→ **ABOUT THIS EXERCISE**
What lines in the listing below hold the string "style"? Please copy them out.

→ **EXTRACTED DATA**

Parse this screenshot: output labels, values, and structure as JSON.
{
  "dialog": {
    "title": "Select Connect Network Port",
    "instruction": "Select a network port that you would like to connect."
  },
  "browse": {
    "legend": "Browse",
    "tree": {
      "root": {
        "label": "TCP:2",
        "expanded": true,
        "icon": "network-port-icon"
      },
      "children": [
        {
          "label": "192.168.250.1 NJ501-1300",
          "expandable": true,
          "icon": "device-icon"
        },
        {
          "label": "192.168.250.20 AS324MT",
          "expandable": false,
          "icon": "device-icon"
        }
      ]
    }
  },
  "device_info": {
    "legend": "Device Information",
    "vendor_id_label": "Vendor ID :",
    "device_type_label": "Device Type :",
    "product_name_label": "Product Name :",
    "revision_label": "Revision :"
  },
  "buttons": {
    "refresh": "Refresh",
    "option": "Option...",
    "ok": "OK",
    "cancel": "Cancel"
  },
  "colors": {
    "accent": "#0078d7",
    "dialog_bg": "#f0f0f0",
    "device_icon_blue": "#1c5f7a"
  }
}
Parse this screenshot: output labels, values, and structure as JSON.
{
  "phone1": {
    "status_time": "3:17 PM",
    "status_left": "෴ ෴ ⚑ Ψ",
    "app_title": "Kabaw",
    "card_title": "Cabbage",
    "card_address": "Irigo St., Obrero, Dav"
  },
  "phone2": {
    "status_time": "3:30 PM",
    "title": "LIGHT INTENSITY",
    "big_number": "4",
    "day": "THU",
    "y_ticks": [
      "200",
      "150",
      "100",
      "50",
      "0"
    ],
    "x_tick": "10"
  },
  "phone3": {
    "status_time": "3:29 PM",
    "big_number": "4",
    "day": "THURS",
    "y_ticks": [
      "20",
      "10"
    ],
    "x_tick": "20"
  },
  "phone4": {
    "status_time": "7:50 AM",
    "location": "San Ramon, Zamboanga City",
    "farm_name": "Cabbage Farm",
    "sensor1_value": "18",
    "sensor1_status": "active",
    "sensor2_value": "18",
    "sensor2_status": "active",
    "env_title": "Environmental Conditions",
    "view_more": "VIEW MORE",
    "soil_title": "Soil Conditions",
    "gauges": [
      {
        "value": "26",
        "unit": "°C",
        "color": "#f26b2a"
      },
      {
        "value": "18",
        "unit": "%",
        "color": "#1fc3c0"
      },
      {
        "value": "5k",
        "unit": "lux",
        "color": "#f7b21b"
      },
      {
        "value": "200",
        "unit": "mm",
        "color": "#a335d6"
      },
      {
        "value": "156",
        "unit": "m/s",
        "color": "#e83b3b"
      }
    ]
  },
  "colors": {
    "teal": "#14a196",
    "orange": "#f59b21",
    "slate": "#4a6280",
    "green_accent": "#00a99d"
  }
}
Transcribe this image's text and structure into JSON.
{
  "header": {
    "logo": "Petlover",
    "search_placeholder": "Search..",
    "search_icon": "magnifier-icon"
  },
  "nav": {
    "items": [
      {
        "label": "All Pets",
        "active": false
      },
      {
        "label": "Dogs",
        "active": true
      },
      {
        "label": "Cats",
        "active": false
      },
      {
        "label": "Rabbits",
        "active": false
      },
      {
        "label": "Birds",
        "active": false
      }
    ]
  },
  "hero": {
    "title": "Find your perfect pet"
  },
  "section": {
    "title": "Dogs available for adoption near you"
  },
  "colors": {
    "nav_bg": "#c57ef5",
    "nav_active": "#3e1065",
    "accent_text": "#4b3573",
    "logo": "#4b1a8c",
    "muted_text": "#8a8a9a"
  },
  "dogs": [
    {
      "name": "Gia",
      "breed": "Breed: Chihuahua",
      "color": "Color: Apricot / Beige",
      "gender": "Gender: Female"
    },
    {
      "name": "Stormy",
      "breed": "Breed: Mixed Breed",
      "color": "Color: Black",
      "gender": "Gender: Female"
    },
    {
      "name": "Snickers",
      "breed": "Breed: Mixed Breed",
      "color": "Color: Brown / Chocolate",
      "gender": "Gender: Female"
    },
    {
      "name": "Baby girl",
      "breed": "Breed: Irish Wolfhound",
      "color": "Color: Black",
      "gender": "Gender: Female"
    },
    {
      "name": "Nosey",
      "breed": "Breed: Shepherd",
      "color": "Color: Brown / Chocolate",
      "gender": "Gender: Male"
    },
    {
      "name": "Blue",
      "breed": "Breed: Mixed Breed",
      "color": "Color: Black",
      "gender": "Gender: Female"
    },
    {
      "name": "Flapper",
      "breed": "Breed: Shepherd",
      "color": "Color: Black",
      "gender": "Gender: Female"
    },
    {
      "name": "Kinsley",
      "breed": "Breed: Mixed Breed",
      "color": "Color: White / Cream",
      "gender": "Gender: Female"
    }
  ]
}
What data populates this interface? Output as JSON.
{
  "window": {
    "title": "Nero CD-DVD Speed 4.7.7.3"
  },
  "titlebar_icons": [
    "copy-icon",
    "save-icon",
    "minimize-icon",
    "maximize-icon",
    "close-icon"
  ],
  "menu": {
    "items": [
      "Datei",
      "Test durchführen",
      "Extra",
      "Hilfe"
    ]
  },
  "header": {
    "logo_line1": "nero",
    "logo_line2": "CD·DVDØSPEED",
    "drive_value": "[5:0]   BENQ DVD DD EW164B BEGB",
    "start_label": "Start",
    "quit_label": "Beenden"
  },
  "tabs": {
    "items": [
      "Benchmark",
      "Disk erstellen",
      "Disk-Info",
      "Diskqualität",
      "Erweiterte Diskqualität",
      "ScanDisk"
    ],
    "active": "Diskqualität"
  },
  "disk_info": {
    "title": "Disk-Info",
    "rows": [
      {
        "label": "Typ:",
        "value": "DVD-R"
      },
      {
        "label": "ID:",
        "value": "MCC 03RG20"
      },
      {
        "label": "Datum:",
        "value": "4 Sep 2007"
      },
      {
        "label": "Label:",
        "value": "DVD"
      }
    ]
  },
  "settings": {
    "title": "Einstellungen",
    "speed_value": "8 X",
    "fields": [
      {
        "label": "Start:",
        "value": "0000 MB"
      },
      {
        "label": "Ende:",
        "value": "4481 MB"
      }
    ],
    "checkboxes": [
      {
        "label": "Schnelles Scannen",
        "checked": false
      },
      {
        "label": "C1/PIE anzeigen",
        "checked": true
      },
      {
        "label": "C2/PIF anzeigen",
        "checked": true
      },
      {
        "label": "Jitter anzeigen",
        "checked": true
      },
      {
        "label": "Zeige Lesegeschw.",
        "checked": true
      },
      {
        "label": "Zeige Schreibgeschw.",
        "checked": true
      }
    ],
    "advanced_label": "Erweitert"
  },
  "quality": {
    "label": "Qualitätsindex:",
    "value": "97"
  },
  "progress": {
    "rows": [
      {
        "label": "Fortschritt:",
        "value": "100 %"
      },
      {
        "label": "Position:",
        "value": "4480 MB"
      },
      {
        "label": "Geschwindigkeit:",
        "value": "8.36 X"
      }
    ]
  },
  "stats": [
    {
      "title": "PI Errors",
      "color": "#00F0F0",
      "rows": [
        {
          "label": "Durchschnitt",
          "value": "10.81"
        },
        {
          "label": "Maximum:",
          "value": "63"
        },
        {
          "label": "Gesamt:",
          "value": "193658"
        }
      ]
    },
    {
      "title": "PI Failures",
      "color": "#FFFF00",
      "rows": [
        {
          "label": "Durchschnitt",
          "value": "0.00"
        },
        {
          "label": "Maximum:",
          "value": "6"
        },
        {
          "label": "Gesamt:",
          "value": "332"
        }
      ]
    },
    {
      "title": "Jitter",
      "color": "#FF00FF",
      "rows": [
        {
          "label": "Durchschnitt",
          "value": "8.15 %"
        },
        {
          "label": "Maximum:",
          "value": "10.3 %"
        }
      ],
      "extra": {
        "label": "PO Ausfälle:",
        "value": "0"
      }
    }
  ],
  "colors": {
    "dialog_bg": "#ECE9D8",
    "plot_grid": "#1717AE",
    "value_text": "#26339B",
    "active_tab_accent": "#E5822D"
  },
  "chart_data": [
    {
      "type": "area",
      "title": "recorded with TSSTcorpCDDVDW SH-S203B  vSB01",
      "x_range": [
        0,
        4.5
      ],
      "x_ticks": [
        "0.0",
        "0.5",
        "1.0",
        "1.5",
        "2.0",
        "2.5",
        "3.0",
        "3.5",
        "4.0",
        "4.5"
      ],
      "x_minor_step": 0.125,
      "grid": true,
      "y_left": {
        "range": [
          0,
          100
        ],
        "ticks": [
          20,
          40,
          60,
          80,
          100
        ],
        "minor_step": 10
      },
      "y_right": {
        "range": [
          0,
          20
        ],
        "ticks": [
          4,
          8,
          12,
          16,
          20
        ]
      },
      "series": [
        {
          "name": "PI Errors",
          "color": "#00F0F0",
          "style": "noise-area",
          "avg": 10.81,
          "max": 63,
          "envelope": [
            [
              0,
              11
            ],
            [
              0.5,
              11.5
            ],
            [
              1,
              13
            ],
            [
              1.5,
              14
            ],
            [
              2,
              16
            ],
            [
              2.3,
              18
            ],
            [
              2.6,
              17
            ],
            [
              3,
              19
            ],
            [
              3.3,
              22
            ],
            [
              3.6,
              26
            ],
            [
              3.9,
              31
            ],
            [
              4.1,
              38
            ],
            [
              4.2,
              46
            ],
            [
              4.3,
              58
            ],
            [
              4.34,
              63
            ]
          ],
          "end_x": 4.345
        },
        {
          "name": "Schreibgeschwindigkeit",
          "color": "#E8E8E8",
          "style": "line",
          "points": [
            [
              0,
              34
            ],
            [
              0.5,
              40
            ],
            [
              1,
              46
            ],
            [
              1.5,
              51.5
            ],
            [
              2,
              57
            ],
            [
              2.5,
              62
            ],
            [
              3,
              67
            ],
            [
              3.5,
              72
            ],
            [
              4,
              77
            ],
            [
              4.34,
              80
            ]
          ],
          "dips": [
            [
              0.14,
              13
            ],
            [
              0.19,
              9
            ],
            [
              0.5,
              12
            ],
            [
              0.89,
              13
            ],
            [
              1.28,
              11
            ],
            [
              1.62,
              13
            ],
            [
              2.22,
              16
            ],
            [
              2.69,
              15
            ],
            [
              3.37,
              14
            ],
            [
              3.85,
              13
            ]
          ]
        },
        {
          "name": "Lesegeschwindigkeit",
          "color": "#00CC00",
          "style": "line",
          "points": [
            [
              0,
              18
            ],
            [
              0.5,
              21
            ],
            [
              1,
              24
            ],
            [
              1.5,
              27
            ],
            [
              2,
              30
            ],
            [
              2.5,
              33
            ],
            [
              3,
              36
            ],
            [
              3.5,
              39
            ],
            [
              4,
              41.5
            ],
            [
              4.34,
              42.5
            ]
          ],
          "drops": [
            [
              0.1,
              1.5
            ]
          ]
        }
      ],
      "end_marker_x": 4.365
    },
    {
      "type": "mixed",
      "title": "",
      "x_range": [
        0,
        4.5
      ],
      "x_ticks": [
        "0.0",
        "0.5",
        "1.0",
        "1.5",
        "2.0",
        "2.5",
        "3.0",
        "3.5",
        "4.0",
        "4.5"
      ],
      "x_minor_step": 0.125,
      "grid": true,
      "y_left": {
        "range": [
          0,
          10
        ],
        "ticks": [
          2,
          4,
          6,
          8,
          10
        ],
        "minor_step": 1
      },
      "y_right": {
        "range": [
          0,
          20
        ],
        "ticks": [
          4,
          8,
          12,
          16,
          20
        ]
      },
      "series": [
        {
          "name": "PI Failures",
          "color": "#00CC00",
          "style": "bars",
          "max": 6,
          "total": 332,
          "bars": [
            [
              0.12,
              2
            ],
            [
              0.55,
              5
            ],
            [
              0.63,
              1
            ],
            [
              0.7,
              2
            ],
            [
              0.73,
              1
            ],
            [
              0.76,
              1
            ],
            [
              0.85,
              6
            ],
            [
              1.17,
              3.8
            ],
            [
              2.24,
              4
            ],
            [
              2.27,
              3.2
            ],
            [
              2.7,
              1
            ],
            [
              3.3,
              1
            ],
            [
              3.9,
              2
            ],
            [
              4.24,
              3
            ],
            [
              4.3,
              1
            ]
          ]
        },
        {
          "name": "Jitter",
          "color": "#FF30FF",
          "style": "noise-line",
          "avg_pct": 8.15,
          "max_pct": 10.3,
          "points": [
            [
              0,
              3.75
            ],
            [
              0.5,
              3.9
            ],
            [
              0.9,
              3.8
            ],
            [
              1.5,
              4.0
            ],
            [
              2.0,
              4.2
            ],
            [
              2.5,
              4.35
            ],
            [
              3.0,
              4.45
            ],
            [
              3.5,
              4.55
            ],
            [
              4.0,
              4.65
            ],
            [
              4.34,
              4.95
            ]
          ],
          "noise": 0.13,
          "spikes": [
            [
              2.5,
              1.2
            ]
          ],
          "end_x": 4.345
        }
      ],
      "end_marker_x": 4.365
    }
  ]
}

→ **RESPONSE TO THE EXERCISE**
          "style": "noise-area",
          "style": "line",
          "style": "line",
          "style": "bars",
          "style": "noise-line",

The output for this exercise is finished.